“O Prophet! When the believing women (who have professed Islam) come to you to swear allegiance to you – that they will never associate partners with God in any way, and will not steal, and will not commit any illegal sexual intercourse, and will not kill their children, and will not indulge in slander (such as attributing any of their children to other than their own father) that they have willfully devised, and that they will not disobey you in anything that is proper-then accept their allegiance and ask God for their forgiveness. Surely God is All-Forgiving, All-Compassionate.” The Qur'an, Al-Mumtahana (The Examined One) 60: 12

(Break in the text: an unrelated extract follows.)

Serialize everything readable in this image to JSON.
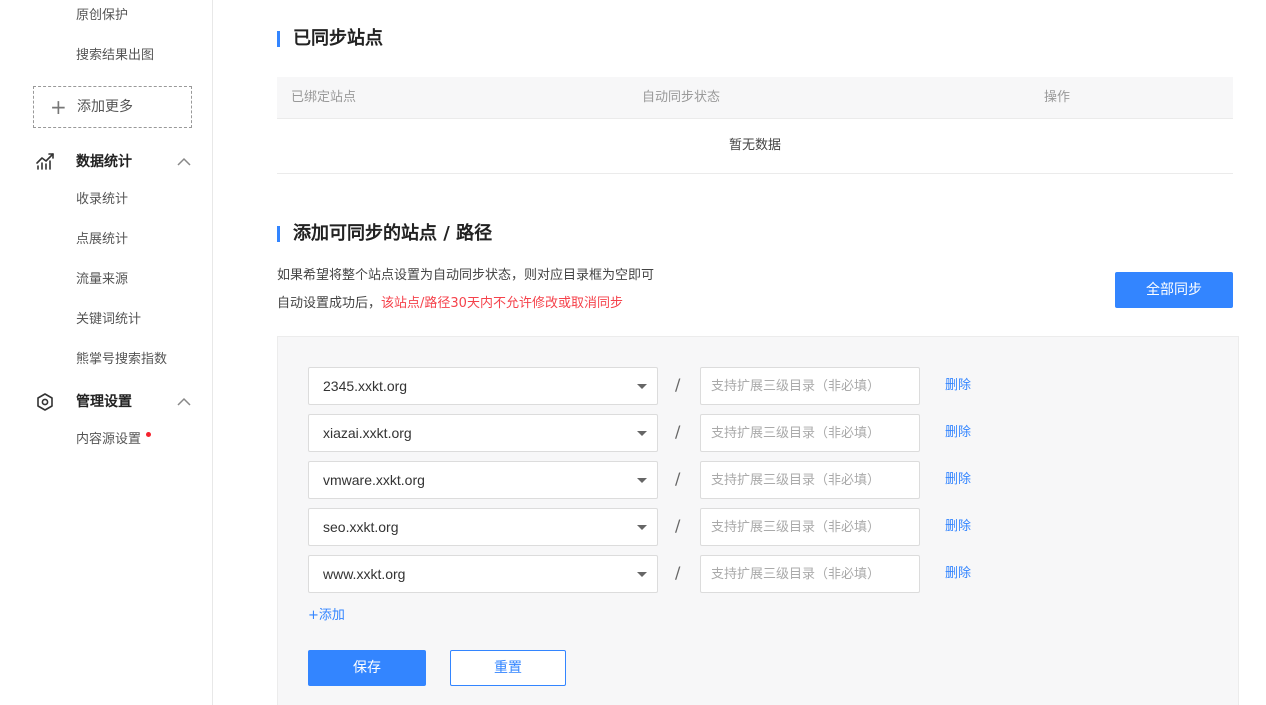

And then, he asked the women:

“Are you firm on this covenant?”

One of the women whom they did not recognize said:

“Yes, O Allah's Messenger!”

Others did not answer. Thereupon, Allah's Messenger (PBUH) said: “Then give alms!”

Spreading his garment, Bilal said: “Let my father and mother be sacrificed for you (an expression that the companions used to show their love to the Prophet)! Come and give (alms)!”

And they started to cast their necklaces and rings into Bilal's garment.” (Muslim, Salatu’l-'Iydayn: 1)

On the days of festivals, merry-making and playing games are also permitted provided that they are legitimate. Aisha, may Allah be pleased with her, relates the permission of the Prophet about it as follows:

Allah's Messenger (PBUH) came to my house while two girls were singing beside me the songs of Buath (a story about the war between the two tribes of the Ansar, the Khazraj and the Aus, before Islam). The Prophet (PBUH) lay down and turned his face to the other side. Then Abu Bakr came and spoke to me harshly saying, "Musical instruments of Satan near the Prophet (PBUH)?" Allah's Messenger (PBUH) turned his face towards him and said, "Leave them." When Abu Bakr became inattentive, I signaled to those girls to go out and they left.

According to the narration of Bukhari, after saying, “Leave them”, Prophet Muhammad (PBUH) added: “There is an 'eid (festival) for every nation and this is our 'eid.” or “These days are the days of festival.” (Muslim, Iydayn: 16-22, Bukhari, Iydayn: 25)

At the Era of Bliss (the time of the Prophet), there were plays of spear and dances based on national tradition which resemble today's folklore. They were generally played by the Ethiopians (Abyssinians). In the books of hadith such as Bukhari and Muslim, there are some narrations about the subject reported from Aisha, may Allah be pleased with her:

On one of the festival days, while the Ethiopians were playing with shields and spears and were dancing, Allah's Messenger (PBUH) saw them and let Aisha watch that play.

Aisha, may Allah be pleased with her, explains the event as follows:

“When the Abyssinians came and started dancing, Allah's Messenger (PBUH) called for me. And I went and put my head on his shoulder. I started watching the play of the Abyssinians. Finally, I was the first to give up watching them.”

Moreover, in such a play, Allah's Messenger (PBUH) even encouraged the Abyssinians saying: “"Come on! O Bani Arfida (sons of Arfida)! Play!"

Furthermore, Allah's Messenger (PBUH) calmed Umar bin Khattab down, who, when he saw such a group, wanted to prevent them by stoning; the Prophet said:

“Leave them, O Umar!” (Muslim, 'Iydayn: 18-22)